"We would rather deliver unique experiences on these five to seven platforms -- different from each other, even different from what is on TV," he said. "We will have BET customers who will never watch us on TV."
David Freeman, co-head of digital packaging and talent at Creative Artists Agency (CAA), had a similar take on it. As a manager of talent, CAA used to leave the data and analysis largely to TV networks and agencies that struck licensing deals with its clients. But now, social networks have created a valuable opportunity to interact directly with consumers and track and analyze that interaction. He mentioned Vin Diesel, who has 100 million followers, and Ronaldo, who has 200 million.
But key to using this effectively is understanding this information, and evaluating it to see how best they can launch new businesses and leverage the data for their clients.
Adam Rockmore, senior vice president and head of marketing and communications for Fandango, agreed. Fandango is a movie ticketing site that also offers exclusive film clips, trailers, celebrity interviews, reviews by users and movie descriptions. Rockmore pointed out that 75% of his business was now conducted on the phone, a major shift from the desktop a few years ago.
He agreed that it was more than just enabling access via smartphones -- Fandango needed to understand that shift. "The experience, the behavior is very different from the desktop," he said.
They also need to optimize the entire experience -- not just access the site but actually make the transaction on these new devices. It's also about promotion -- they need to be engaged when their customers are having conversations about movies on Facebook or Snapchat. In fact, Rockmore said Facebook is the number one location for viewing movie trailers.
Freeman pointed out that the "new" studios could offer more or at least different opportunities today. For him, new studios are any new entities substantially investing in content development. This included AT&T, Verizon and Snapchat, which are all investing in content development and offering new opportunities for his clients.

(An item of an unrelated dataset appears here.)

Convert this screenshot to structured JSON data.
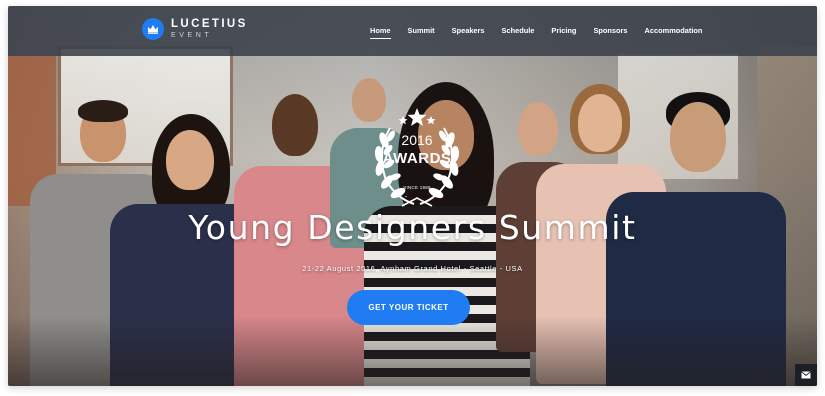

Bruce Tuchman, Global Media Investor, Advisor & Entrepreneur (and former president of AMC Global and Sundance Global, before which he was president at MGM Global), said that "ubiquitous content is a fallacy. People don't want to watch [Amazon show] The Man in the High Castle on a vertically held smartphone. It is a lush visual, high-quality production, and needs to be seen on a large screen."
As a result, he said, "different content has to be developed for different platforms. You have to ask why are people using that platform? What experience do they want -- and then deliver that."
Rockmore again stressed that it was also about promotion. Most people may prefer to watch The Man in the High Castle on a large screen but they would discover the show and begin to engage with it only through promotions -- and those were more likely to be effective via mobile devices and social networks.
"You need to be on Facebook, Snapchat," he said. "You may not [have them] watch it there, but you need to engage with them there."
Madati wrapped up the discussion by acknowledging that the linear channel still drove the majority of revenue for the network. But BET needed to protect the brand and value of the network in the future, while ensuring the next generation of viewers continued to engage with it. So it needed to look at different distribution options and platforms.
"We have to look at it all," he said. "But it all has to work. We can't just put our stuff everywhere. The platform has to be king."
— Aditya Kishore, Practice Leader, Video Transformation, Telco Transformation